Hidden Path Entertainment (Age of Empires II: HD, Defense Grid 2) was among a slew of developers at Oculus’s special pre-GDC event, debuting a new VR multiplayer real-time strategy (RTS) game for the Oculus Rift (and its Touch controllers) called Brass Tactics.
In Brass Tactics, you take control of a castle and must build an army to take out your opponents keep (because, of course, this land isn’t big enough for the two of us). You can choose to progress through the single-player campaign against the AI by yourself, or you can play against or with a friend in a two-player co-op battle.

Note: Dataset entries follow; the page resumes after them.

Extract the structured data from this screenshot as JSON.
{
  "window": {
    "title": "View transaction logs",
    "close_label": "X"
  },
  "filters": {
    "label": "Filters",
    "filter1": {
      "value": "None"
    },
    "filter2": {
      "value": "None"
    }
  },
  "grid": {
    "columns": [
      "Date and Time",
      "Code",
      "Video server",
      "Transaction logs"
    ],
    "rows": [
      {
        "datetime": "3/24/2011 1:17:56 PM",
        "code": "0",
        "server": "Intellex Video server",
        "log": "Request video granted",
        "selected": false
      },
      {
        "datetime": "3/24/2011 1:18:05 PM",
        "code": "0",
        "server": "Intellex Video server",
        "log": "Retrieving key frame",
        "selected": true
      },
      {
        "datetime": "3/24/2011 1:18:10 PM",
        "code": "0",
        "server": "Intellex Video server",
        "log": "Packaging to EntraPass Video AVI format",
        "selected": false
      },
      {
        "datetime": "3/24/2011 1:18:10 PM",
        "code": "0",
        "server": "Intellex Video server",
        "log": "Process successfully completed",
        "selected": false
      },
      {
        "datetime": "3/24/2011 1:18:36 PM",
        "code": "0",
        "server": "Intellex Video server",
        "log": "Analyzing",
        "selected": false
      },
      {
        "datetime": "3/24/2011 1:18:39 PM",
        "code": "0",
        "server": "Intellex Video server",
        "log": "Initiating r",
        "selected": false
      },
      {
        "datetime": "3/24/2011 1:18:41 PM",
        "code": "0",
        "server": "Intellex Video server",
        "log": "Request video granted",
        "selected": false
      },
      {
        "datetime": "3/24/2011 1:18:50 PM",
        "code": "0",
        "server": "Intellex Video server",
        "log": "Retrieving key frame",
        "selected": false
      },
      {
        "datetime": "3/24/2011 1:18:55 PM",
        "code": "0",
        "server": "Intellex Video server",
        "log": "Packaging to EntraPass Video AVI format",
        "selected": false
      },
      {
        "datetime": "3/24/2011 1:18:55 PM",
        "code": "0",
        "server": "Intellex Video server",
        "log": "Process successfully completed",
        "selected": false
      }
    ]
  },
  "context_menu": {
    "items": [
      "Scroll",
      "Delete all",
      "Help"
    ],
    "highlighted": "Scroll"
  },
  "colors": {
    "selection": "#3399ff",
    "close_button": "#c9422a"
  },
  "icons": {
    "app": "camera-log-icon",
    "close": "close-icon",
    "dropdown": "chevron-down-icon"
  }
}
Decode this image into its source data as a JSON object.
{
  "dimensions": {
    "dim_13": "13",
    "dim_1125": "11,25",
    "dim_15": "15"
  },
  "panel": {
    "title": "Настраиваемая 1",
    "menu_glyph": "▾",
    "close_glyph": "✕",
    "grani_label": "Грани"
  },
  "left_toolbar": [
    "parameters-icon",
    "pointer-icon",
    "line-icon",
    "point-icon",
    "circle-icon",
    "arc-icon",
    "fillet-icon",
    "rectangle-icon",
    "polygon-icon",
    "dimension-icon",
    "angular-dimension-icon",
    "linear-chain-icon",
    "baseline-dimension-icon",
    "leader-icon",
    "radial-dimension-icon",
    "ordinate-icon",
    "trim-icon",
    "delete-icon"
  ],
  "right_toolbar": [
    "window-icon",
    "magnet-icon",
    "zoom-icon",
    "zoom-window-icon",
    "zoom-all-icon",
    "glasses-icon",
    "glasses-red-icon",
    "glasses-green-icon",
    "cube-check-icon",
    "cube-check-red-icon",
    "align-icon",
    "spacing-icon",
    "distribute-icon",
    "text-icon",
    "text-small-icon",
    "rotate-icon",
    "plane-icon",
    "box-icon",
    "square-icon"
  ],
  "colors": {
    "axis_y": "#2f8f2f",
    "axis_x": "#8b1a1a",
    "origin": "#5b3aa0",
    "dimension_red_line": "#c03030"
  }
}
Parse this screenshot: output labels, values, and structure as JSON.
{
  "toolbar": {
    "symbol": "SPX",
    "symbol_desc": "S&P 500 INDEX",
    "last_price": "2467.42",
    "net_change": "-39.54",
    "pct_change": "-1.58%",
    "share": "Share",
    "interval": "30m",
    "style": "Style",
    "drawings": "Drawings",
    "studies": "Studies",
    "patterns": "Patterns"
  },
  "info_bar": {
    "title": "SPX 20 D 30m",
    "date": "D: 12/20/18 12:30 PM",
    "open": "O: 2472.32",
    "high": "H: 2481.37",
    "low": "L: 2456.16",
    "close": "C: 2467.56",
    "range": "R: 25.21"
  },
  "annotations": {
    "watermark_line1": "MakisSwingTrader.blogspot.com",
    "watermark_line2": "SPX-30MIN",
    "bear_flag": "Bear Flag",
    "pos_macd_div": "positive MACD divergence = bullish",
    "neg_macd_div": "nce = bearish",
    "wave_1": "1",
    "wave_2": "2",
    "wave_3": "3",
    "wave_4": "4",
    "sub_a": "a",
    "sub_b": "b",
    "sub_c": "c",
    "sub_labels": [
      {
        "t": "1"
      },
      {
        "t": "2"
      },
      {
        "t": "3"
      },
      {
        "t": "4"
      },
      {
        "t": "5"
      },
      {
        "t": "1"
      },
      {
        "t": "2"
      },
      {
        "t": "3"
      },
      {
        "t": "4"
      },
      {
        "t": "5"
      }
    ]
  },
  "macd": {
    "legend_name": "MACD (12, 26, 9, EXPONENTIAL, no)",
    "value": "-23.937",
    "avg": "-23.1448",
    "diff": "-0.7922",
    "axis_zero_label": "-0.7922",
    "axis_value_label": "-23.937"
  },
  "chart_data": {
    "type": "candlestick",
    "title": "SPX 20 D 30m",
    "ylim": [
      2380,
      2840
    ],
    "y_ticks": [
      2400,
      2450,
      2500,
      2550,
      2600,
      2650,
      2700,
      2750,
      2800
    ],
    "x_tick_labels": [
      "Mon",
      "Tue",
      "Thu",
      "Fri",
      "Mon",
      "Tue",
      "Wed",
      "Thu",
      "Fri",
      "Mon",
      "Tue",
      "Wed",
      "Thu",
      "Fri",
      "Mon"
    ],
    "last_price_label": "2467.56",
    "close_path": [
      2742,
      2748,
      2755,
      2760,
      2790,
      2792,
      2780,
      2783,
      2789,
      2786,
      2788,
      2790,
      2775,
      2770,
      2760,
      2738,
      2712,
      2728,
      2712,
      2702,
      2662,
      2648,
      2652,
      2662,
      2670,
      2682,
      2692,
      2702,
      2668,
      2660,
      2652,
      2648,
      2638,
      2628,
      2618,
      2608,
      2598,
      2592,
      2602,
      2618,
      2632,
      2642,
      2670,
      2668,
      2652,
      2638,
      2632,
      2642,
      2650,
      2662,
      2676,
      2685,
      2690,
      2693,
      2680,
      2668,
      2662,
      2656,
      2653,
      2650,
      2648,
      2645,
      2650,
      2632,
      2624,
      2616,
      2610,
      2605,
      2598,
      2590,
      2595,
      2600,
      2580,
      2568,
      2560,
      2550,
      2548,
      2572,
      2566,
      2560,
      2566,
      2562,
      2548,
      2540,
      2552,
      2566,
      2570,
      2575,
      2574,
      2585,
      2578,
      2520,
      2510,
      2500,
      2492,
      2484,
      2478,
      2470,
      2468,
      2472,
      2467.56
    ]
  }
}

We were able to get a quick demo of Brass Tactics, and after a brief tutorial explaining basic movement and commands, I found myself facing off against one of Hidden Path’s exhibitors (thanks for the match, Patrick).
You begin a match positioned over the playing field, the height of which you can adjust to suit your preference (waist level seemed comfortable) using the Touch controller. You also navigate through the map in a similar fashion, using one of the controller’s grip buttons to grab the play space while swiping to traverse it. It makes sense to navigate the landscape in this manner (with the environment moving around you, instead of you moving around the environment) for this type of game, but it took me a few minutes to get used to it.
The battlefield is full of nodes you can use to expand your territories and create buildings that provide special units and upgrades. Resource collection is automatic as you occupy more of the map, and players can see the entire playfield without the typical fog of war vision seen in most RTS games, allowing to spy on your opponent and develop counter strategies to their plan of attack. Your keep can be upgraded to improve specific units, with a total of eight technology upgrades (out of twenty possible upgrades) available per match.
Eighteen different units are available (three base units with nine upgrades, four Elites, and two Ultimates), including typical melee, ranged, flying, and artillery units. Elite units have secondary abilities that are hand-activated using the Touch controllers, and specialty buildings such as the Catapult and Lighthouses provide strategic advantages when controlled (you can fire a flaming rock at enemies from the safety of your keep). Additionally, Mega Units such as Titans and Airships can turn the tide of battle.
After a few minor skirmishes in the center of the massive battlefield (the map we played was said to be one of the game’s largest), I proceeded to stomp a proverbial mudhole in Patrick’s forces, using the Catapult to bombard his front-line tower from afar and countering his infantry with several squadrons of flying Wasp units. It was at this point that I was informed that certain unit types have advantages over others (similar to Pokemon), and this new information only accelerated my glorious domination. By the end of the match, I had maxed out my unit capacity (but was disappointed I wasn’t able to see a Titan or Airship) and easily destroyed my opponent’s attempts at a comeback as his kingdom was laid to waste.
Brass Tactics brings RTS action to a classic tabletop environment, except you don’t need to sacrifice garage space and boatloads of time creating scenery and figurines (thanks, Warhammer) to experience vivid maps and environments. Even though our time with the demo was short, we’re of the opinion that this is the type of game VR needs (we felt the same about another RTS, Landfall, which was just released), and it was a nice change of pace from the slew of first-person shooters Oculus showcased at the event.
Although pricing for Brass Tactics is currently unavailable, the company revealed that it would be launching exclusively on the Oculus Rift (with Touch) in October 2017.